Does Toxoplasmosis Make You Like Cats? This Video Could Explain Your Feline Enthusiasm
People have been using the "crazy cat lady" disease as an excuse to hate on the internet's favorite animal for decades, but does toxoplasmosis actually make you like cats? That's the question asked by a TED-Ed video, and the answer may make even the staunchest feline enthusiast eye their cat with suspicion. And then shrug and pour them a glass of kitty wine, because you're already in too deep — you might as well commit to the role.
Researchers have been aware of the existence of Toxoplasma gondii , a parasite found in cat feces, for decades. Although it can pose major problems for people with weakened immune systems, healthy people are generally capable of fighting it off without experiencing more than mild flu-like symptoms. Once the initial symptoms are over, the protozoan was believed to go into a dormant stage in the brain. It's creepy to think about, but relatively harmless — or so researchers used to think. Recent studies have found that T. gondii may actually be capable of influencing its host, and if you've lived around a cat, that probably includes you. Researchers have found evidence of toxoplasmosis, the disease caused by infection with T. gondii, in ancient Egyptian mummies, and at least 60 million people in the United States alone are estimated to be infected today.
As host Jaap de Roode explains in the TED-Ed video, parasites depend on their hosts to live and reproduce. T. gondii's life cycle involves a complicated ladder of cats, mice, and other mammals, including humans. Brace yourself — things are about to get a little gross: The parasite can only reproduce sexually inside cat intestines. Known as oocysts, the offspring exit the cat's body through its feces, where they're likely to be ingested by mice or some other animal. Once inside the mouse, the oocysts mature into adult T. gondii.
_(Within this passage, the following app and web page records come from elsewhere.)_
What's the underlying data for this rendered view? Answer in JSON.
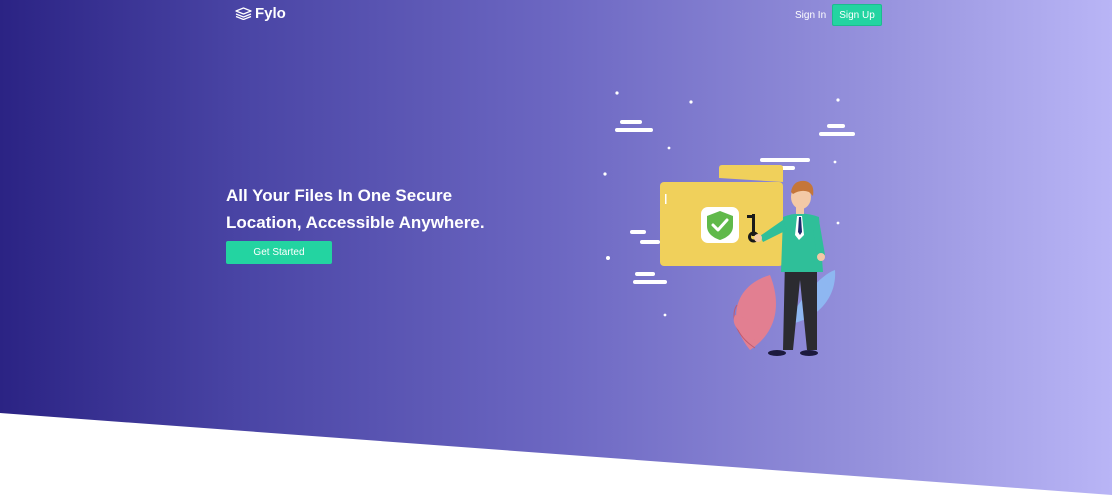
{
  "brand": {
    "name": "Fylo",
    "logo_icon": "layers-icon"
  },
  "nav": {
    "sign_in": "Sign In",
    "sign_up": "Sign Up"
  },
  "hero": {
    "headline_line1": "All Your Files In One Secure",
    "headline_line2": "Location, Accessible Anywhere.",
    "cta_label": "Get Started"
  },
  "colors": {
    "accent": "#23d4a1",
    "gradient_start": "#2b2384",
    "gradient_end": "#b9b5f6"
  }
}
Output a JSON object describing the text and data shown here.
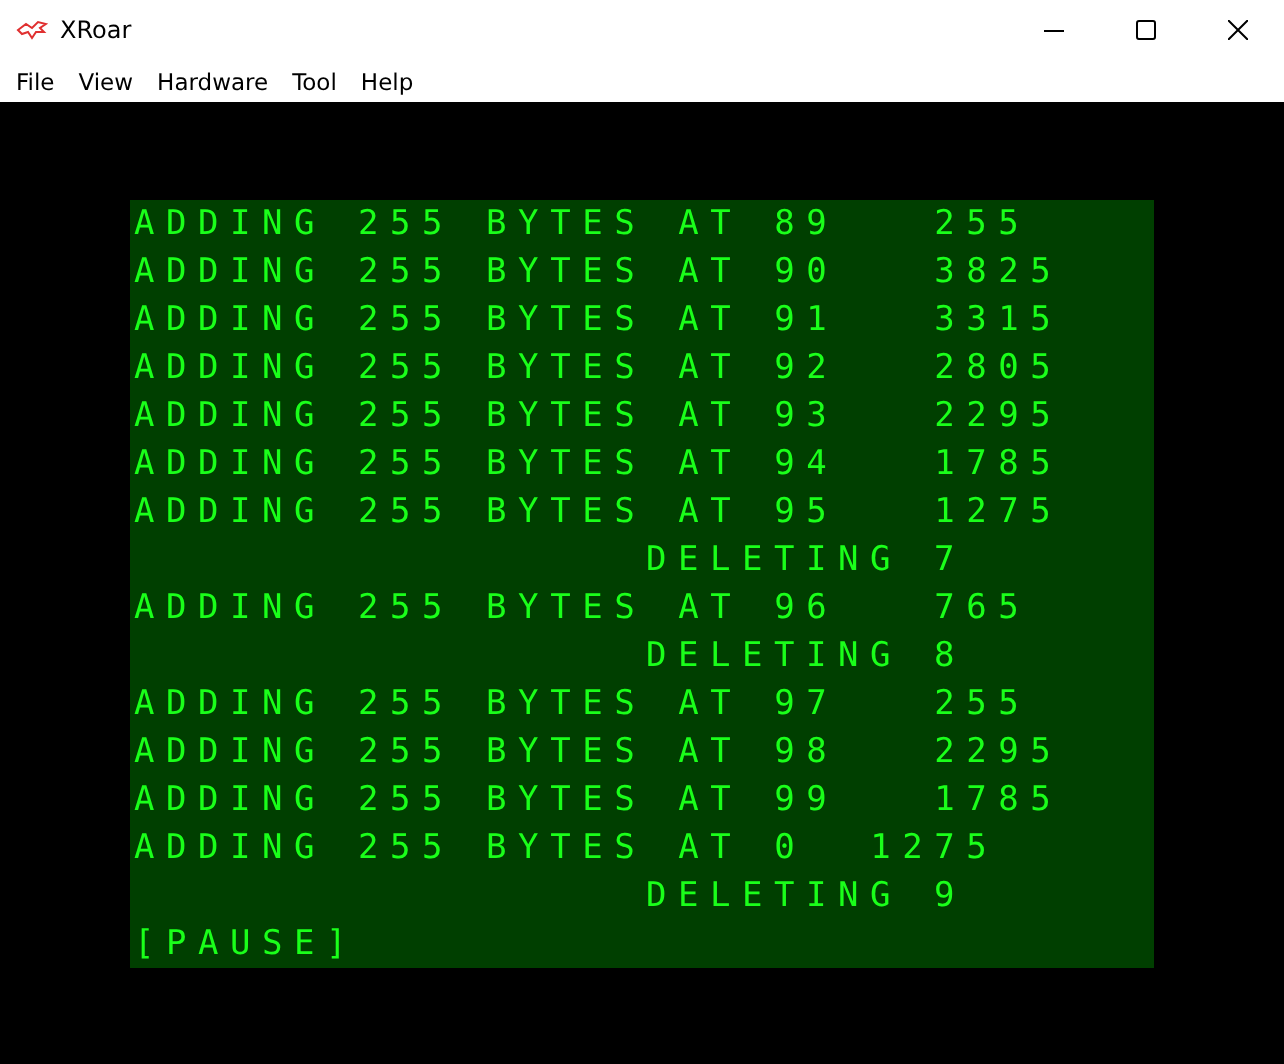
{
  "window": {
    "title": "XRoar"
  },
  "menu": [
    "File",
    "View",
    "Hardware",
    "Tool",
    "Help"
  ],
  "screen": {
    "lines": [
      {
        "kind": "output",
        "text": "ADDING 255 BYTES AT 89   255"
      },
      {
        "kind": "output",
        "text": "ADDING 255 BYTES AT 90   3825"
      },
      {
        "kind": "output",
        "text": "ADDING 255 BYTES AT 91   3315"
      },
      {
        "kind": "output",
        "text": "ADDING 255 BYTES AT 92   2805"
      },
      {
        "kind": "output",
        "text": "ADDING 255 BYTES AT 93   2295"
      },
      {
        "kind": "output",
        "text": "ADDING 255 BYTES AT 94   1785"
      },
      {
        "kind": "output",
        "text": "ADDING 255 BYTES AT 95   1275"
      },
      {
        "kind": "indented",
        "text": "DELETING 7"
      },
      {
        "kind": "output",
        "text": "ADDING 255 BYTES AT 96   765"
      },
      {
        "kind": "indented",
        "text": "DELETING 8"
      },
      {
        "kind": "output",
        "text": "ADDING 255 BYTES AT 97   255"
      },
      {
        "kind": "output",
        "text": "ADDING 255 BYTES AT 98   2295"
      },
      {
        "kind": "output",
        "text": "ADDING 255 BYTES AT 99   1785"
      },
      {
        "kind": "output",
        "text": "ADDING 255 BYTES AT 0  1275"
      },
      {
        "kind": "indented",
        "text": "DELETING 9"
      },
      {
        "kind": "output",
        "text": "[PAUSE]"
      }
    ]
  }
}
If its host is eaten by a cat, this new generation of T. gondii takes up residence in the intestines and reproduces again.
Because mice tend to avoid cats by nature, T. gondii finds its way to the host's brain to tinker with its behavior: Infected rodents show less fear of predators, slower reaction times, and ironically, are more attracted to feline urine. This makes it more likely to get snapped up by Fluffy down the road. Researchers aren't sure how T. gondii manages to influence its host so dramatically, but the prevailing thought is that the parasite is able to mess with neurotransmitters like dopamine.
Cats and rodents are the major parts of its life cycle, but humans play a role, too. People can become infected in all kinds of ways — litter boxes, contaminated produce, and so on — and research has shown that toxoplasmosis does affect us. The disease has been connected to psychological disorders like schizophrenia, obsessive compulsive disorder, and bipolar disorder; according to the video, it also slows reaction times, just like an infected mouse.
So is T. gondii the reason some people are so drawn to cats? There's no definite answer just yet, but it's not like you can do anything about it anyway. Now go stare adoringly at your cat, but not until you've watched the video.